Particularly attractive to look at; aesthetically pleasing. The movie's special effects are certainly pleasing to the eye, but its woeful lack of a story makes it an absolute bore to endure. We want our school to be pleasing to the eye so that students feel excited every time they walk through the doors.
See also: eye, pleasing

please (oneself)

To do that which fulfills one's own desires, expectations, or ambitions, especially when failing to consider those of anyone else. It really doesn't matter to me how you arrange the furniture in here, so just please yourself! Look, Tom and his wife are always going to please themselves, so don't tie up everything you want to do on this trip with them.
See also: please

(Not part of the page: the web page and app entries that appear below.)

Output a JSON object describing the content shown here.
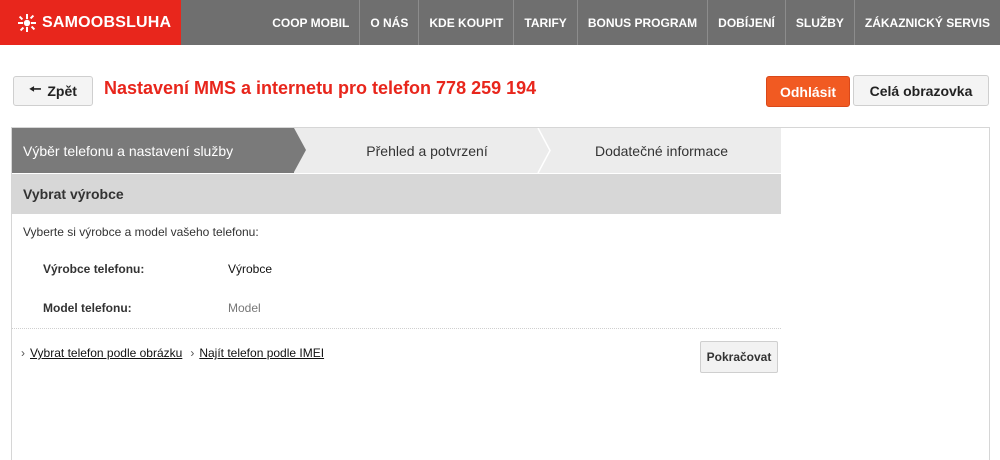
{
  "brand": {
    "name": "SAMOOBSLUHA",
    "color": "#e8261c"
  },
  "nav": {
    "items": [
      {
        "label": "COOP MOBIL"
      },
      {
        "label": "O NÁS"
      },
      {
        "label": "KDE KOUPIT"
      },
      {
        "label": "TARIFY"
      },
      {
        "label": "BONUS PROGRAM"
      },
      {
        "label": "DOBÍJENÍ"
      },
      {
        "label": "SLUŽBY"
      },
      {
        "label": "ZÁKAZNICKÝ SERVIS"
      }
    ]
  },
  "header": {
    "back_label": "Zpět",
    "back_icon": "arrow-left-icon",
    "title": "Nastavení MMS a internetu pro telefon 778 259 194",
    "logout_label": "Odhlásit",
    "fullscreen_label": "Celá obrazovka"
  },
  "steps": [
    {
      "label": "Výběr telefonu a nastavení služby",
      "active": true
    },
    {
      "label": "Přehled a potvrzení",
      "active": false
    },
    {
      "label": "Dodatečné informace",
      "active": false
    }
  ],
  "section": {
    "title": "Vybrat výrobce",
    "intro": "Vyberte si výrobce a model vašeho telefonu:",
    "maker_label": "Výrobce telefonu:",
    "maker_value": "Výrobce",
    "model_label": "Model telefonu:",
    "model_value": "Model"
  },
  "links": [
    {
      "label": "Vybrat telefon podle obrázku"
    },
    {
      "label": "Najít telefon podle IMEI"
    }
  ],
  "continue_label": "Pokračovat",
  "colors": {
    "accent": "#e8261c",
    "logout": "#f15a22",
    "nav_bg": "#6f6f6f",
    "step_active": "#7a7a7a"
  }
}
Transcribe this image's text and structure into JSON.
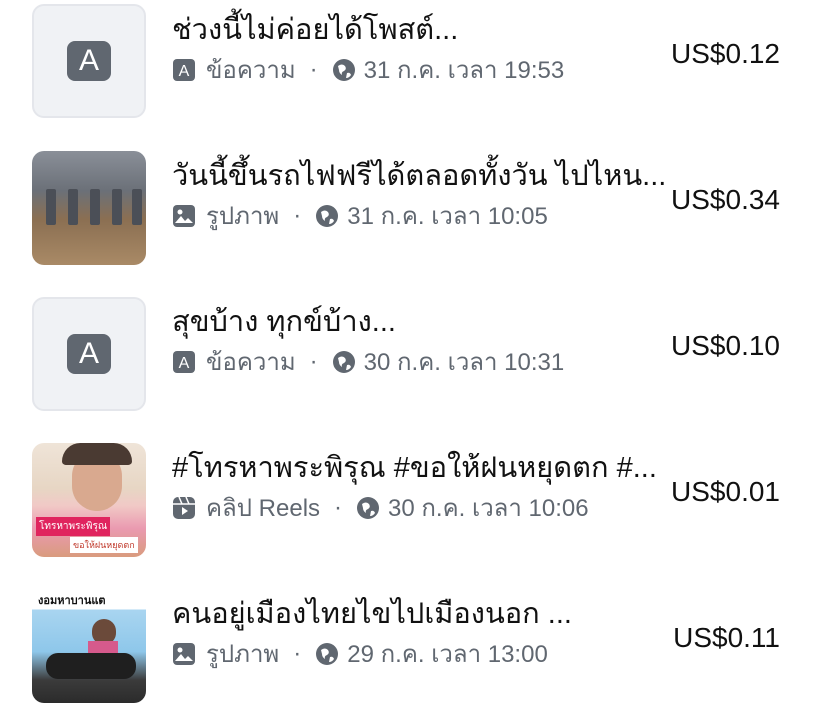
{
  "items": [
    {
      "title": "ช่วงนี้ไม่ค่อยได้โพสต์...",
      "type_label": "ข้อความ",
      "type_icon": "text-post-icon",
      "date": "31 ก.ค. เวลา 19:53",
      "price": "US$0.12",
      "thumb_letter": "A"
    },
    {
      "title": "วันนี้ขึ้นรถไฟฟรีได้ตลอดทั้งวัน ไปไหน...",
      "type_label": "รูปภาพ",
      "type_icon": "photo-icon",
      "date": "31 ก.ค. เวลา 10:05",
      "price": "US$0.34"
    },
    {
      "title": "สุขบ้าง ทุกข์บ้าง...",
      "type_label": "ข้อความ",
      "type_icon": "text-post-icon",
      "date": "30 ก.ค. เวลา 10:31",
      "price": "US$0.10",
      "thumb_letter": "A"
    },
    {
      "title": "#โทรหาพระพิรุณ #ขอให้ฝนหยุดตก #...",
      "type_label": "คลิป Reels",
      "type_icon": "reels-icon",
      "date": "30 ก.ค. เวลา 10:06",
      "price": "US$0.01",
      "thumb_caption_1": "โทรหาพระพิรุณ",
      "thumb_caption_2": "ขอให้ฝนหยุดตก"
    },
    {
      "title": "คนอยู่เมืองไทยไขไปเมืองนอก ...",
      "type_label": "รูปภาพ",
      "type_icon": "photo-icon",
      "date": "29 ก.ค. เวลา 13:00",
      "price": "US$0.11",
      "thumb_caption_1": "งอมหาบานแต"
    }
  ],
  "separator": "·",
  "colors": {
    "text": "#111111",
    "meta": "#606770",
    "thumb_bg": "#f0f2f5"
  }
}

ˌplease the ˈeye

be very attractive to look at: We are proud to present our new lunchtime buffet, where we’re sure you will find dishes to please the eye as well as the palate (= they look and taste good).
See also: eye, please
References in periodicals archive ?
This might explain the absence of condition effects for pleasingness (Expt 1 and Russell & Milne, 1997), particularly if these effects are weak, relative to other influences on Pleasingness, and weaker than those for meaningfulness.
In this experiment, then, participants again rated the paintings for either meaningfulness or pleasingness, but each participant rated twice.
On the first occasion, the ratings (either meaningfulness or pleasingness, depending on group) were made under the control condition (no information).
The meaningfulness and pleasingness ratings instructions on the first rating occasion were identical to those used in Expt 1.
The instructions for the pleasingness/description group were identical except that they referred to pleasingness.
The data consisted of the first and second ratings of meaningfulness or pleasingness and the participants' reports of an 'increase', 'decrease' or 'no difference' in meaningfulness or pleasingness on the second occasion of seeing the paintings.
The crucial comparison is between the pleasingness/description and pleasingness/ control conditions, since if the description increases pleasingness, over and above any effect due to repeated rating, the percentage should be significantly higher for the pleasingness/description group.
The pleasingness ratings were analysed by a mixed model ANOVA with condition (two levels: description and control) as a between-participants factor and rating (first and second) and painting (12 levels) as within-participants factors.
As in Expt 1, the main ANOVA revealed pleasingness differences between the paintings: F(5.
Importantly, in this experiment, the provision of information was also associated with a significant increase in pleasingness.
Relationships between judgments of the complexity, pleasingness and interestingness of music.